#### RECORDS SHOWN ####

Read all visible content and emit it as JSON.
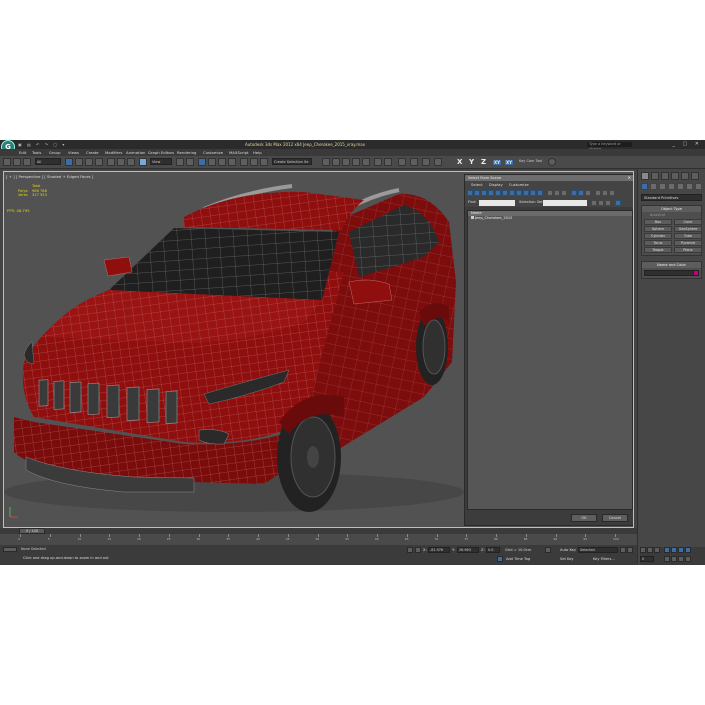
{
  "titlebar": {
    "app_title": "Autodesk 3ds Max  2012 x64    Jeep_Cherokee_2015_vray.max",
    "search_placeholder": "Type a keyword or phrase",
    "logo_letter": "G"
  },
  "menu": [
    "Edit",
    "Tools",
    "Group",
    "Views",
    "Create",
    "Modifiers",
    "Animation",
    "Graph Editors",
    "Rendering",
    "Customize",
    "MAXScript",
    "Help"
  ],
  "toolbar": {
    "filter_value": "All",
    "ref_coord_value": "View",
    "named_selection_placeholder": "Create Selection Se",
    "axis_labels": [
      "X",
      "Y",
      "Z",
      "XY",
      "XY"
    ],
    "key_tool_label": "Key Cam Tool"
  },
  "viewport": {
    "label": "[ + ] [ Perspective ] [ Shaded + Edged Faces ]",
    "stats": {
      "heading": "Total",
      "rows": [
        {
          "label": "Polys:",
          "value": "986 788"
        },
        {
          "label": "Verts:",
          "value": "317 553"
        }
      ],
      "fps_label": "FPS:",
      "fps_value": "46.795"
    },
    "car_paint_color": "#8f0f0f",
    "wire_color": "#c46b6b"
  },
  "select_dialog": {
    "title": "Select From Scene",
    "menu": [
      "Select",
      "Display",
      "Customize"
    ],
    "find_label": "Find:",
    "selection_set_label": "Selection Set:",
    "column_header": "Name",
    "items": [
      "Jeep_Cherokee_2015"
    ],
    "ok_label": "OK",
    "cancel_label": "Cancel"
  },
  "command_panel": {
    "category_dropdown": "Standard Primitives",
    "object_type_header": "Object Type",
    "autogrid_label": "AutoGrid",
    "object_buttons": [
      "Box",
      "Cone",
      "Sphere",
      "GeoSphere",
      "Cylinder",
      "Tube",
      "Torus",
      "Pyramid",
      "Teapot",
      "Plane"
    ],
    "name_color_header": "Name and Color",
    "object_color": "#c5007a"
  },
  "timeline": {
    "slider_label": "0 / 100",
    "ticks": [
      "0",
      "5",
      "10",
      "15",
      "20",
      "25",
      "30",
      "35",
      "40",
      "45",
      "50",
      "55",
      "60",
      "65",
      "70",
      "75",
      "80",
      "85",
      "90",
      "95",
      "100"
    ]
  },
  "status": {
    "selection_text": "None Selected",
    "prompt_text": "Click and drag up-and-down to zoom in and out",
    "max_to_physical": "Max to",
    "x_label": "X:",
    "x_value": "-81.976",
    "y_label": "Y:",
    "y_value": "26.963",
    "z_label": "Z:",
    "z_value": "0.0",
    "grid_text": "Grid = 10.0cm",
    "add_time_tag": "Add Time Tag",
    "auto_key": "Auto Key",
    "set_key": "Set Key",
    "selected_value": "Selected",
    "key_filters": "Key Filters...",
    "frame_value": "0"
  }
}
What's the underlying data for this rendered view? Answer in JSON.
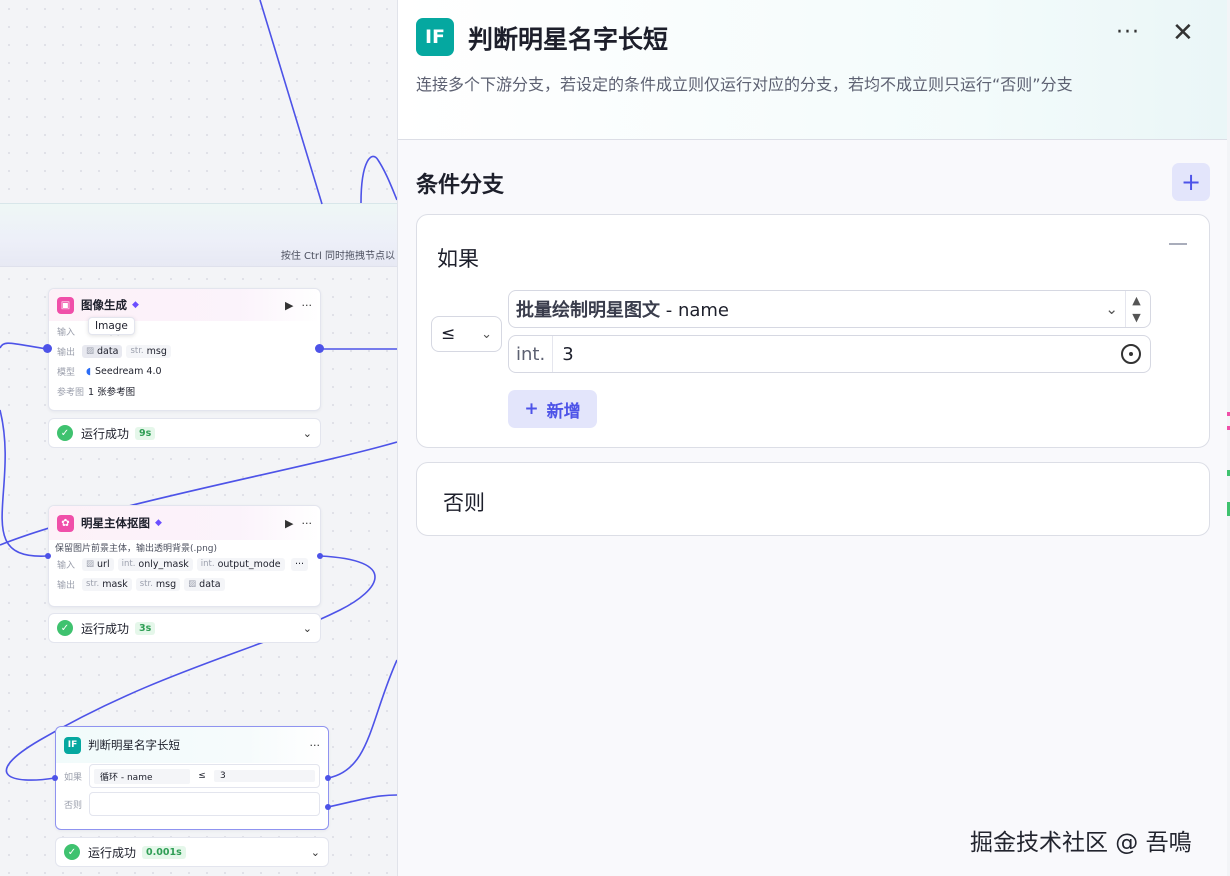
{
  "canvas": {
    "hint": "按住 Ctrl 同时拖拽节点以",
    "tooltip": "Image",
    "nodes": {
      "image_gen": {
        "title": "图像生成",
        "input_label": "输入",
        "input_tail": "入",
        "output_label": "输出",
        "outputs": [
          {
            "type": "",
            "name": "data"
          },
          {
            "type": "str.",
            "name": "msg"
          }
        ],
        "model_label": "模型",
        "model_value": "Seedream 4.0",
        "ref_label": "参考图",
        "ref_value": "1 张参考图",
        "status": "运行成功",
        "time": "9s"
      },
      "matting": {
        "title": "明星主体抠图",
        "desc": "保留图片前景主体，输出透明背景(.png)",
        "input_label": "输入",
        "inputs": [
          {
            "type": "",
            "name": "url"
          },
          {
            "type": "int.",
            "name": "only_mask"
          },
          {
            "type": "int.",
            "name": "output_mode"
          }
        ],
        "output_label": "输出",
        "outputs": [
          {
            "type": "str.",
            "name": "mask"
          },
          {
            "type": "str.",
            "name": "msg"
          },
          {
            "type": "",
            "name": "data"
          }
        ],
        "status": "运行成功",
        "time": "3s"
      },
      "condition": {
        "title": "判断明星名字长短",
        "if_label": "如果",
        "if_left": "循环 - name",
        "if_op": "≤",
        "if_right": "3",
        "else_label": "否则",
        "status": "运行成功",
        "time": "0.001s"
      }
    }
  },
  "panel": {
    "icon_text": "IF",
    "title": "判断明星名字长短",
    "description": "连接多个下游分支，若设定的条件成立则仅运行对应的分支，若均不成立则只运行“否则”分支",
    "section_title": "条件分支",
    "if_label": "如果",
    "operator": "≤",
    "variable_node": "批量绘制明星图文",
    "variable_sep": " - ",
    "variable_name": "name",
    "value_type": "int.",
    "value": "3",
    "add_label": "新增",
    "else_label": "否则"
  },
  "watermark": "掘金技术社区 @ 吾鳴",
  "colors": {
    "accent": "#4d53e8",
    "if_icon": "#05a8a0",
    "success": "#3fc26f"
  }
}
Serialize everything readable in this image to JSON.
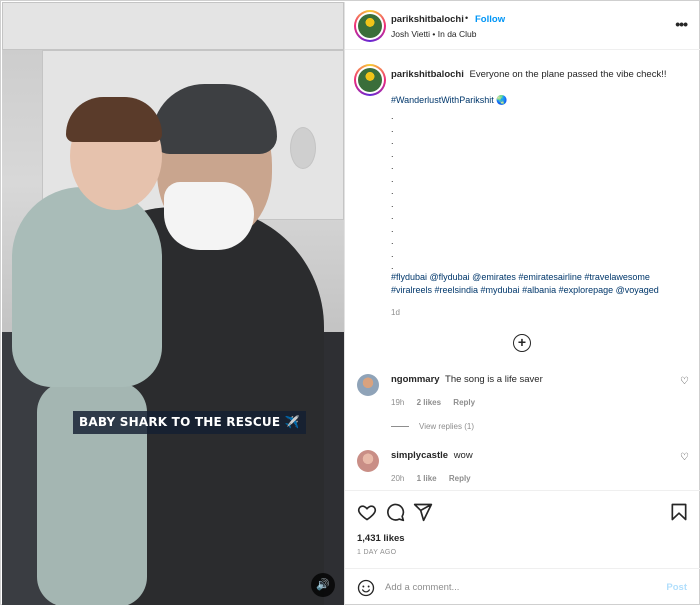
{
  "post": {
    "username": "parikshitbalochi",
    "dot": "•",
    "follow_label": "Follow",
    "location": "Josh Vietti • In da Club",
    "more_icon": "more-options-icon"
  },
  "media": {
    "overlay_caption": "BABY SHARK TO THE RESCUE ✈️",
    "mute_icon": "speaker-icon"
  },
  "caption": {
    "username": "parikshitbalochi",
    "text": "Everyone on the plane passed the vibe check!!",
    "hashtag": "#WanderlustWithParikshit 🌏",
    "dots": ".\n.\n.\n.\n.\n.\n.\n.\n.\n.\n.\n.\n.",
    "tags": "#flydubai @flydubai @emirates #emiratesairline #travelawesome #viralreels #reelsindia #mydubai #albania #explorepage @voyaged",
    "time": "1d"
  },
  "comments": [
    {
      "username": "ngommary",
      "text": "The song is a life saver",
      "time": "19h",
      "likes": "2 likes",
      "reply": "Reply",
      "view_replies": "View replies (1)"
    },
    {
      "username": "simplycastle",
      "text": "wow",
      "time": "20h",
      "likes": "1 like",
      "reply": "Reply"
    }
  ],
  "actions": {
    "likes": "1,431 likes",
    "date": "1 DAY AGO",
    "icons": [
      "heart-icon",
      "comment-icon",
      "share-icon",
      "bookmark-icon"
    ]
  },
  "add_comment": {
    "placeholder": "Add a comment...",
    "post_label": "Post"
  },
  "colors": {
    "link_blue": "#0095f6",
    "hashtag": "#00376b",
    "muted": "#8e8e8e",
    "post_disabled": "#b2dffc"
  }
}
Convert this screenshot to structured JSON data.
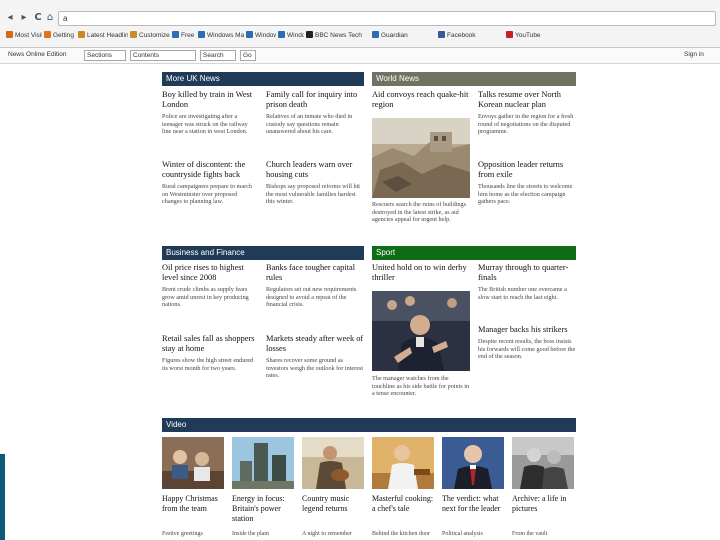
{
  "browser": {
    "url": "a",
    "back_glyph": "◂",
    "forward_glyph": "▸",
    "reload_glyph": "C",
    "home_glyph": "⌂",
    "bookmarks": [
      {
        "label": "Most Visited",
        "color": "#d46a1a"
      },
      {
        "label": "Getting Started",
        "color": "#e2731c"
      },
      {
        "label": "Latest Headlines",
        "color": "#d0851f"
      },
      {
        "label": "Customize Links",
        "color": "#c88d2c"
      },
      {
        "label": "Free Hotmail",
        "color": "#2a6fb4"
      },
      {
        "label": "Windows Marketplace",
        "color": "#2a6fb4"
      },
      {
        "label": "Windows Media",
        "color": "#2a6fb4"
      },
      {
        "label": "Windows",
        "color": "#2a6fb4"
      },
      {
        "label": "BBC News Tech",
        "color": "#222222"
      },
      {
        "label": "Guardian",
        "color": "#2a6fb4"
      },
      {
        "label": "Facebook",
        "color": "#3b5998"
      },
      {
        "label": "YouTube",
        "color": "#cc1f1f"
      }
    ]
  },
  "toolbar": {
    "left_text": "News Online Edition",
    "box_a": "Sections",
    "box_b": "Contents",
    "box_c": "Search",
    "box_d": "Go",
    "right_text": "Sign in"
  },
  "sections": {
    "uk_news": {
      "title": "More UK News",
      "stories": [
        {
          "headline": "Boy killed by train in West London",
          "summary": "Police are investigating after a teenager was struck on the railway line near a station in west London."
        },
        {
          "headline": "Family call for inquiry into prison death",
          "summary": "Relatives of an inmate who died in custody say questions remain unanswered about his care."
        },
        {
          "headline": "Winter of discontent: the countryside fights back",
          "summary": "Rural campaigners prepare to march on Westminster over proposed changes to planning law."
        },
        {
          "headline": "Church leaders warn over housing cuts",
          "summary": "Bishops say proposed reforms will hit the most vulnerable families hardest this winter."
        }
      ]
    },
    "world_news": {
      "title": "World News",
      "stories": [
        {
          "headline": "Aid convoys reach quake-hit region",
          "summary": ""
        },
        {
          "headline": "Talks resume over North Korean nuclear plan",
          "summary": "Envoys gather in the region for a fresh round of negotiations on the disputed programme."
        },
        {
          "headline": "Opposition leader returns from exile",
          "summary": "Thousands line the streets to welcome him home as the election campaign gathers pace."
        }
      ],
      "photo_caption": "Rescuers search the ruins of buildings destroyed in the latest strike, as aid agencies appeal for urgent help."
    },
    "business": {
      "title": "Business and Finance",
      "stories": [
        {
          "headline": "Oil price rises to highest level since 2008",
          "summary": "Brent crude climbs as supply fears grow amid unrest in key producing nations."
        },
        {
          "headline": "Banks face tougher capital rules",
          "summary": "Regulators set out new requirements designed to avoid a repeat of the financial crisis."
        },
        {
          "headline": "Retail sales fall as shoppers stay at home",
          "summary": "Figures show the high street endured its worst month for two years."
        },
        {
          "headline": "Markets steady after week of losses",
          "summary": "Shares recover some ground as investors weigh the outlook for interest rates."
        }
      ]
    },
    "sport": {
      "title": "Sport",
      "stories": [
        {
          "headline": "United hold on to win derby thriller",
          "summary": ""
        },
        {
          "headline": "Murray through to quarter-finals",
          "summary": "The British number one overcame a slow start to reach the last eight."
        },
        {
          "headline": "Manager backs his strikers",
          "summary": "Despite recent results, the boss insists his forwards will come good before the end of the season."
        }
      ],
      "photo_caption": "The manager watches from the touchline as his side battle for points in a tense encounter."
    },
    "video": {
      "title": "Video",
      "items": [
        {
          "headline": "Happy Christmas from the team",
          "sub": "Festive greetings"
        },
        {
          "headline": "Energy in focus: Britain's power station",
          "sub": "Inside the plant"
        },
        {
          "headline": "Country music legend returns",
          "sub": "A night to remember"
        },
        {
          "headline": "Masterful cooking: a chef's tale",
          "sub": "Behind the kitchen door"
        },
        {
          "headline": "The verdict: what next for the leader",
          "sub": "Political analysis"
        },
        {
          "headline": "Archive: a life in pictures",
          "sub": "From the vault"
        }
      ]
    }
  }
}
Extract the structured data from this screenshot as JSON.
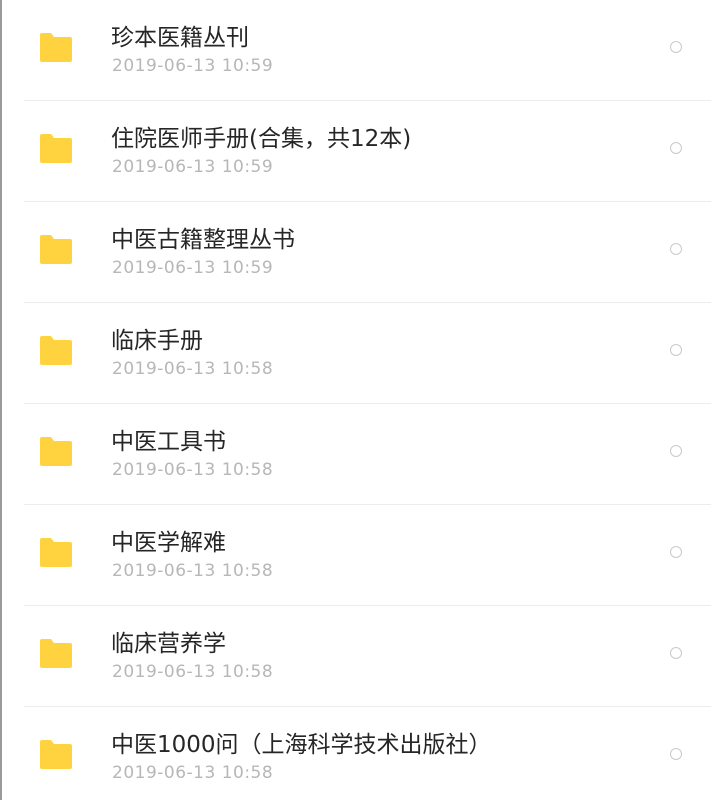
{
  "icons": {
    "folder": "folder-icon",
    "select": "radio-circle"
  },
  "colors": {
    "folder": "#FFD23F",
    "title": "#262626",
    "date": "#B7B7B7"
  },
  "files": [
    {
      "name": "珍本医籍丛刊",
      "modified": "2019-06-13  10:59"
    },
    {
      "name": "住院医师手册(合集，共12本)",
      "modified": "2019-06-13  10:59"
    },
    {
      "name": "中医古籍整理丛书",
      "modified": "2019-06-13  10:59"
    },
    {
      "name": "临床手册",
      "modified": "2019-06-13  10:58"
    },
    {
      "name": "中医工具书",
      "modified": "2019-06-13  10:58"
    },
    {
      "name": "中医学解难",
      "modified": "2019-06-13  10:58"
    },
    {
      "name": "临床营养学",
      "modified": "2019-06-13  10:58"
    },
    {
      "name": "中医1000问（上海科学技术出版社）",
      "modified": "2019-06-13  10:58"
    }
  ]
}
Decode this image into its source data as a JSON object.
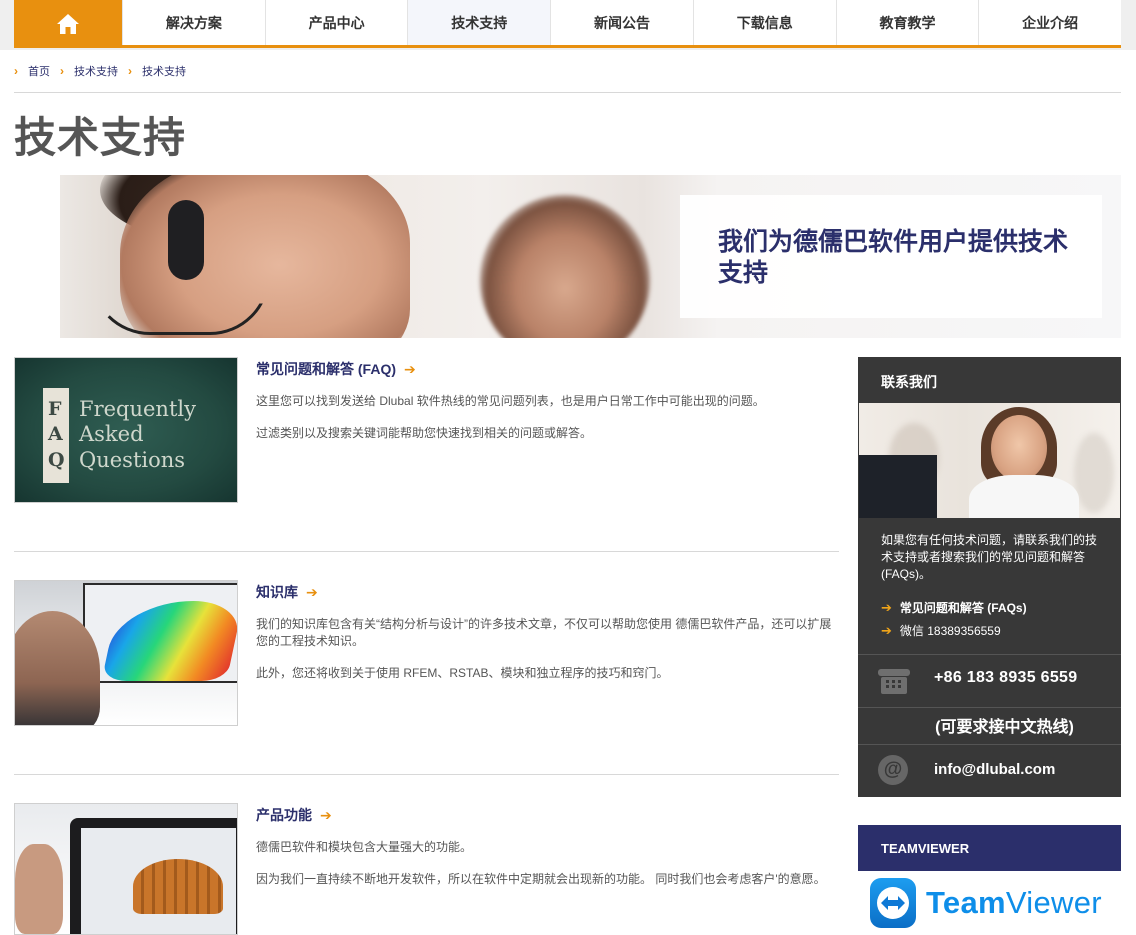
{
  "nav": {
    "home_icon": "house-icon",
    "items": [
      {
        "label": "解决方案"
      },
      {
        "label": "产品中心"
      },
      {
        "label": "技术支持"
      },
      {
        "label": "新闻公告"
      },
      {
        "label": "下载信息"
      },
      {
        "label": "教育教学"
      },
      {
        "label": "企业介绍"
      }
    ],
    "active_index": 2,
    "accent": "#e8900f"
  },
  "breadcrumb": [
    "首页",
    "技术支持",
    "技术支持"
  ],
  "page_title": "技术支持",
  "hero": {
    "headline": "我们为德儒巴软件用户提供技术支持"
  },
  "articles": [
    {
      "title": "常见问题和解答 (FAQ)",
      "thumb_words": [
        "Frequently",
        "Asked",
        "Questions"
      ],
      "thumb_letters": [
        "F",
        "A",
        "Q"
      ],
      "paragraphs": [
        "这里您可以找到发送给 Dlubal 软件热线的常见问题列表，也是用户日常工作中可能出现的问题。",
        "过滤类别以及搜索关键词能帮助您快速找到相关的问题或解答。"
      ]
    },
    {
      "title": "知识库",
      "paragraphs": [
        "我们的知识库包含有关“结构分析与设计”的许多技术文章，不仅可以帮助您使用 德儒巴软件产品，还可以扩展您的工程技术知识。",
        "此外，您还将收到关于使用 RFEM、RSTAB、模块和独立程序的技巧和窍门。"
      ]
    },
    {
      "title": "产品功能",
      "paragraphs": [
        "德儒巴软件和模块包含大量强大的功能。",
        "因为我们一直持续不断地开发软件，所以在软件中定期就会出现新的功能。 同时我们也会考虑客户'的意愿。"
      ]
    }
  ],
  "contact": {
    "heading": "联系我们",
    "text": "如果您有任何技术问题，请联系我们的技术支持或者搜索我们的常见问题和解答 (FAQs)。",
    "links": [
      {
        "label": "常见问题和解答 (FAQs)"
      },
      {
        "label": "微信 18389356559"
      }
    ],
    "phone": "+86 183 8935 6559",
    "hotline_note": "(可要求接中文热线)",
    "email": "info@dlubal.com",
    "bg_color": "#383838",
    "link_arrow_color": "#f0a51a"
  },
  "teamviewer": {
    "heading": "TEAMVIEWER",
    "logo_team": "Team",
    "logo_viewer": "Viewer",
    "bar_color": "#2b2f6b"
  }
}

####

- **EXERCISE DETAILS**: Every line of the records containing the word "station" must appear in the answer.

- **FINAL ANSWER**:
          "summary": "Police are investigating after a teenager was struck on the railway line near a station in west London."
          "headline": "Energy in focus: Britain's power station",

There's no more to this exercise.